Hicks is the Eagles’ best linebacker -- if he can stay healthy. Last year, a torn Achilles tendon shelved him. When right, he can find the ball anywhere on the field against the run and provides excellent pass coverage. He’ll team with forceful outside man Nigel Bradham and newcomer Corey Nelson in a strong trio. Behind them is a bit of mystery with Mychal Kendricks getting released in late May as a cap casualty and Paul Worrilow already lost for the season after tearing his ACL in OTAs.
The defensive backfield had some struggles early, but by the end of the year the group was formidable, and there is plenty of reason for optimism moving forward. The safety situation was never a question, thanks to stalwart Malcolm Jenkins and hard-hitting Rodney McLeod. There is plenty of promise at cornerback, with Ronald Darby, Jalen Mills and Rasul Douglas returning. Mills and Douglas entered 2017 as question marks but grew as the year went on and benefited from the relentless pass rush the front four provided.
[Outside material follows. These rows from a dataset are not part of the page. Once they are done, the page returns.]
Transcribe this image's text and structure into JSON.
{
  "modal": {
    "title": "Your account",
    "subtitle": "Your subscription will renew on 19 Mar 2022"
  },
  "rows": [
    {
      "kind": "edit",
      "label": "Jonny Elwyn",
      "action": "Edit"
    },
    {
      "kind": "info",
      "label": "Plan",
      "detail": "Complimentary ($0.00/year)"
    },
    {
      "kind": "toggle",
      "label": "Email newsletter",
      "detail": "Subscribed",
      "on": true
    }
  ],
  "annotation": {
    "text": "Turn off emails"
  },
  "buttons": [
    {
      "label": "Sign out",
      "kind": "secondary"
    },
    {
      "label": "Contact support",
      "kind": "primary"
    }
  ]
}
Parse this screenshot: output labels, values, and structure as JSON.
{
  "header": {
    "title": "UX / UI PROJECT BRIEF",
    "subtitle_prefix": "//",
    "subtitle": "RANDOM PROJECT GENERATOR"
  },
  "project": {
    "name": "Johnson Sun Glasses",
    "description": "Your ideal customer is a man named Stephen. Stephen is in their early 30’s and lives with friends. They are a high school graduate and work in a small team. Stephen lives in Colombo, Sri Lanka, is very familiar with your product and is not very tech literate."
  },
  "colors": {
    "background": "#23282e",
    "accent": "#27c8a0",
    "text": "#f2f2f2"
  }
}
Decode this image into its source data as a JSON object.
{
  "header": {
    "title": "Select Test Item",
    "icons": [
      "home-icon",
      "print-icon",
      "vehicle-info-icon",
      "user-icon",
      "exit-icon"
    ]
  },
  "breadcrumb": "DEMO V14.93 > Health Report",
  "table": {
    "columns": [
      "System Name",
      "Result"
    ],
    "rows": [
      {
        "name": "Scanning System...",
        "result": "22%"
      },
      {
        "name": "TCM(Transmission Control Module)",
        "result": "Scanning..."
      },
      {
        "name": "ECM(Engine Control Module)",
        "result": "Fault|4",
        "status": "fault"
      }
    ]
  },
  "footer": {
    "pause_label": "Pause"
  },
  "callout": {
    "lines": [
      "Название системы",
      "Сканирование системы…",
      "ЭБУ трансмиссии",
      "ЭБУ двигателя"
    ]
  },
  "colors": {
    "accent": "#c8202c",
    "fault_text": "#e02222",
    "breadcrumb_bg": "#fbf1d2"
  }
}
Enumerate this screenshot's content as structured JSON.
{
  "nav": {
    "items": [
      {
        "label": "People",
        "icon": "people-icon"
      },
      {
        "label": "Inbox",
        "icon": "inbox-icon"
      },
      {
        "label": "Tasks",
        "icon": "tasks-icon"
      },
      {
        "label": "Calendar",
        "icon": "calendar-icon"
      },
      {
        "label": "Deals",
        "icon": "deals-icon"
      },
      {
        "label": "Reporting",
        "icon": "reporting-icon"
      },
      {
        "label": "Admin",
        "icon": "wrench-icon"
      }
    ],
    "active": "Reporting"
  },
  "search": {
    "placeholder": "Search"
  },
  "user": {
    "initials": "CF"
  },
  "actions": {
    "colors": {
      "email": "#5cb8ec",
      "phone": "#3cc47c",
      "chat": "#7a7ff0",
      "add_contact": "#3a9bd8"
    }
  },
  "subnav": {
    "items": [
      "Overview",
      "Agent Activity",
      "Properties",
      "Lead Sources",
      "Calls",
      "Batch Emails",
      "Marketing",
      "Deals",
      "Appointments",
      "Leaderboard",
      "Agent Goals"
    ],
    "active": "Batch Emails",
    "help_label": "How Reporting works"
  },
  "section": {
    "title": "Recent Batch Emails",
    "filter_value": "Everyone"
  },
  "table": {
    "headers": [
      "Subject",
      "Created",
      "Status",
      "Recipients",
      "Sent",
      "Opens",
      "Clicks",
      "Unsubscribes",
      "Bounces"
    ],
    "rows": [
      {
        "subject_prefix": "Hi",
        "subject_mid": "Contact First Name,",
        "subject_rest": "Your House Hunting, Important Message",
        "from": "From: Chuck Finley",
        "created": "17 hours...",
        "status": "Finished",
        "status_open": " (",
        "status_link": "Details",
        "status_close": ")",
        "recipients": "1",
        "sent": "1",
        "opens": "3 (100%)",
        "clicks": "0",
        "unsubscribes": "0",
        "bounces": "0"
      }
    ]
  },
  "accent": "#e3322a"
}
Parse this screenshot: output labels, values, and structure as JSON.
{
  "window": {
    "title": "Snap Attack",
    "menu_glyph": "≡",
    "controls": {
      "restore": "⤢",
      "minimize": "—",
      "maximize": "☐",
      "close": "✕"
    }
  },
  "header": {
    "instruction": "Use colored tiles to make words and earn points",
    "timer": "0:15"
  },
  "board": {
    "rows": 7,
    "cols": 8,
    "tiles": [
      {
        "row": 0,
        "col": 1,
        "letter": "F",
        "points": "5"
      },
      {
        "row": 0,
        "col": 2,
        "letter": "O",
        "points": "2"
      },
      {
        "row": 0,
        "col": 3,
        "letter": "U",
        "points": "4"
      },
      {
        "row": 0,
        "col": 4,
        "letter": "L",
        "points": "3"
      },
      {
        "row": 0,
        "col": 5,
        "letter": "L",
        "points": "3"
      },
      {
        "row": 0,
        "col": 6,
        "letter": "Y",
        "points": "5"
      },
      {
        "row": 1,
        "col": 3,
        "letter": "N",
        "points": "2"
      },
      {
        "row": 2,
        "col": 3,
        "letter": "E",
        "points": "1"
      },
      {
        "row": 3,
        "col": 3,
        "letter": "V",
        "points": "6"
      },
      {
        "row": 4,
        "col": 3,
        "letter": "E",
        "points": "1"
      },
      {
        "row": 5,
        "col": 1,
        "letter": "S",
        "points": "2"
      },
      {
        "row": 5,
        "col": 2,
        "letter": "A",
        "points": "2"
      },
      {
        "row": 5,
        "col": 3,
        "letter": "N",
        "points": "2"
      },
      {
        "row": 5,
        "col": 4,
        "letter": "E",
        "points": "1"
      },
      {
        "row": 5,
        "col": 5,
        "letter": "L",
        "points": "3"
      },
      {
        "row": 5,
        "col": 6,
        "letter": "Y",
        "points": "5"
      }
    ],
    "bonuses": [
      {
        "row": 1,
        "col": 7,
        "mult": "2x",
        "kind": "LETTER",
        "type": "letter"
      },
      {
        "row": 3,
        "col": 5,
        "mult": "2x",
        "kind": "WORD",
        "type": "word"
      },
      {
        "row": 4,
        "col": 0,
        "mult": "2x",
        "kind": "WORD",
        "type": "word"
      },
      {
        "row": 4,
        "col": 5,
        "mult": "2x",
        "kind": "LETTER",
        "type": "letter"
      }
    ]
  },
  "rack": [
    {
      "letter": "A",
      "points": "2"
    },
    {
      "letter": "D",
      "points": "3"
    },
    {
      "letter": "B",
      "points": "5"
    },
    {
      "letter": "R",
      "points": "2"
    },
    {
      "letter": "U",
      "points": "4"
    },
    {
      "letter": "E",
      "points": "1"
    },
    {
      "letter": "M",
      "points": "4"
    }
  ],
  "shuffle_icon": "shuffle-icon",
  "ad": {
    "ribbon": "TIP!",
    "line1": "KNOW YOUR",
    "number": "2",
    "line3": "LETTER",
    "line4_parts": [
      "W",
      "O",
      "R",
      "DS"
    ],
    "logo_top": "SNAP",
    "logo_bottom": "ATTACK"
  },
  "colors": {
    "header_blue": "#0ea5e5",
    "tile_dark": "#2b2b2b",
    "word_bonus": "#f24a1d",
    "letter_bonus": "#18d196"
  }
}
The Eagles are excited to see what cornerback Sidney Jones can do. Jones, a second-round draft choice last year, missed most of the season while rehabbing an Achilles tear. He has considerable skill and will be expected to make a significant contribution this year.
From the minute Jake Elliott drilled a 61-yard field goal to beat the Giants early in the season, the rookie was a force with the Eagles. He converted 26-of-31 attempts during the regular season and was a big weapon in the playoffs, when he went 7-of-7. The punting situation isn’t so set. Long-time standout Donnie Jones retired, and the Eagles will turn to Cameron Johnston, an Aussie who showed a big leg at Ohio State but who has never punted in an NFL game. Sproles is a valuable return man -- if healthy. The Eagles didn’t re-sign Kenjon Barner, so additional return work could come from Clement, Wendell Smallwood or rookie corner Avonte Maddox, who has plenty of speed.
The Eagles are set up well for their first-ever Super Bowl defense, thanks to the return of just about every significant contributor from the 2017 team. The only losses that could really hurt are offensive coordinator Frank Reich (new head coach in Indy) and QBs coach John DeFilippo (new Vikings OC).
When healthy -- and he should be early in the season -- Wentz is a top-10 NFL passer (at least) and a great leader. He prolongs plays and gets the ball downfield. Having Foles as a backup is a great thing, but this is Wentz’s team. He is surrounded by a deep collection of skill-position contributors who make it extremely difficult to focus on any one player.
The defense is built around getting pressure on the passer, and that’s what it does. The Eagles are outstanding at invading enemy pockets with just four rushers, and that makes the coverage schemes more sound and harder to exploit.
This is a deep, talented team buttressed by an outstanding organization that fills needs at all times with bold moves. Expect continued contention and plenty of excitement for a city still getting used to being atop the NFL mountain.